Have you ever thrown your hands in the air and asked yourself "What in the world is going on with me? How come my best intentions and the ability to accomplish them seem to live in two different universes?"
We intend not to run off like a mad human being, spending money ill-afforded. We intend not to do something mean-spirited or otherwise self-defeating. Yet that is often just what we do. Then we ask, "What happened... how could we?" Yet, for all of our questioning, this mystery remains unsolved. To paraphrase St. Paul, we don't do what we know is right, and do instead what we sense is all wrong for us.
See if the following insight doesn't shed much-needed light into this darkness of our spiritual inability:
No intention can be any stronger than our ability to remember it in the moment that it is needed.
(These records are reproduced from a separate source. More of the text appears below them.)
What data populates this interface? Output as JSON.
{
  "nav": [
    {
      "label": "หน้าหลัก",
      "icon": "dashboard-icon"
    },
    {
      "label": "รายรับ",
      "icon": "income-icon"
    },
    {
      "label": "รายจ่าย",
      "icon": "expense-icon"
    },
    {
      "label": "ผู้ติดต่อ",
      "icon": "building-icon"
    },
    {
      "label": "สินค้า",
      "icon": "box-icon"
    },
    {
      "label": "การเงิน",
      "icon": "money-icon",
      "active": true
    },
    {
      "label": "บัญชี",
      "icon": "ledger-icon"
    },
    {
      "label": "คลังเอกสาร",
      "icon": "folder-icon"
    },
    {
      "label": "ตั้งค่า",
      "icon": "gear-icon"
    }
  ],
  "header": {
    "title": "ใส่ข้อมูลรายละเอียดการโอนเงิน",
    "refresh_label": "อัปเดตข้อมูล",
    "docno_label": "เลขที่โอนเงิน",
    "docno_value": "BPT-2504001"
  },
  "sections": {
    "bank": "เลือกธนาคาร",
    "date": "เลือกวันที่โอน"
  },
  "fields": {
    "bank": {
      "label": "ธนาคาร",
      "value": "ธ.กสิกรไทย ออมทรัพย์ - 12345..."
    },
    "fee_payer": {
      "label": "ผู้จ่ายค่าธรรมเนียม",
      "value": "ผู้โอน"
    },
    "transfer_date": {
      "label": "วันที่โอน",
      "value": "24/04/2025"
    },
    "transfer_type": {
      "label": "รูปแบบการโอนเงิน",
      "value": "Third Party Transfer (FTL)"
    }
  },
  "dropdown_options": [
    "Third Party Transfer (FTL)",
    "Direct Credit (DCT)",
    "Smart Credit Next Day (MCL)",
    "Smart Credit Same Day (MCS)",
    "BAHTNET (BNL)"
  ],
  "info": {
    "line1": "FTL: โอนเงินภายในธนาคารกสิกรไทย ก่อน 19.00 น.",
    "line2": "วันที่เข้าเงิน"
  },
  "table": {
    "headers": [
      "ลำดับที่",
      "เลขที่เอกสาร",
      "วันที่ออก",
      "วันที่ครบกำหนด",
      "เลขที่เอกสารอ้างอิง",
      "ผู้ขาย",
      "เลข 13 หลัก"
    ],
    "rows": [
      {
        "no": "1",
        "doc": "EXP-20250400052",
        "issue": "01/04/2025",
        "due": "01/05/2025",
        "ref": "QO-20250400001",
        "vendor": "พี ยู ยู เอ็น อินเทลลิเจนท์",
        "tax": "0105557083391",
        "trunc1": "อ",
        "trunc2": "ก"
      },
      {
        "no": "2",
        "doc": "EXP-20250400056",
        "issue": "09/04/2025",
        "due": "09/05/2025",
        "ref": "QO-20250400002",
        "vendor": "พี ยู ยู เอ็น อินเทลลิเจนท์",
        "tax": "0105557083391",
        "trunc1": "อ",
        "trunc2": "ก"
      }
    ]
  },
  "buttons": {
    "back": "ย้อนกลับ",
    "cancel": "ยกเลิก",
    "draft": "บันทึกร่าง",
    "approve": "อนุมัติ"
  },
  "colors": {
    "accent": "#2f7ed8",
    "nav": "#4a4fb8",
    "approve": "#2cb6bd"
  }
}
Considering this fact brings us to a vital discovery about our present nature.
The reason we can't remember our intention is because we are not one self. We are a being fragmented into many parts, all of which have separate agendas and therefore individual intentions.
As you have no doubt witnessed, these various aspects of self "argue" with one another -- one tugging this way, the other that way -- and all are unconscious of the fact that their conflict consumes our life's energy. In effect, our time is spent trying to be accountable by pleasing one master after another within ourselves -- only there is no pleasing this "self" (or any other, as they pop up in this psychological chain of false command).
However, when you can see how one part of yourself manages to take control of the rest of you, it is the beginning of the end of its authority over you. To state this same idea in other words, this new and higher form of self-discernment begins with realizing that you are in wrong relationship with these false parts of yourself -- that you are not intended to be their servant, but the other way around! Within this discovery begins the process of letting go of the anxiety and worry that must attend being unconsciously identified with these temporary characters within yourself.
As you realize that your greater intentions are rendered powerless in the hands of these vagrant parts of yourself, it also becomes evident that you are not going to be able to fulfill these higher aims until you begin to become a whole human being. But how can self-unification take place when this aim itself is thwarted at every turn by the very nature it seeks to replace? This question brings us to the solution of a great spiritual mystery.
The more we awaken to how inwardly divided we actually are -- and start to see all of the forces randomly operating within us, with no guidance apart from the "good" each separate self desires at the moment -- the more we realize the need for a new kind of unity, a wholeness we are unable to create by ourselves, within ourselves.
With this new understanding comes the dawning that the only way to accomplish our higher intentions in life is to start embracing God's intention for us to be whole and conscious creatures. Our will must be redirected, married to a Greater One.
In this gradual redirection of our "willingness," a new sense of self begins to surface in us; no longer do we struggle to will ourselves into being strong or righteous; no more do we turn on ourselves for our "weakness." These former choices, once thought of as being part of what we needed to succeed with our intention, are now recognized as being part of the problem and not the solution. Our new intention is simply to remember God in our life, and this will becomes the one part of ourselves with which we meet everything that life brings to us.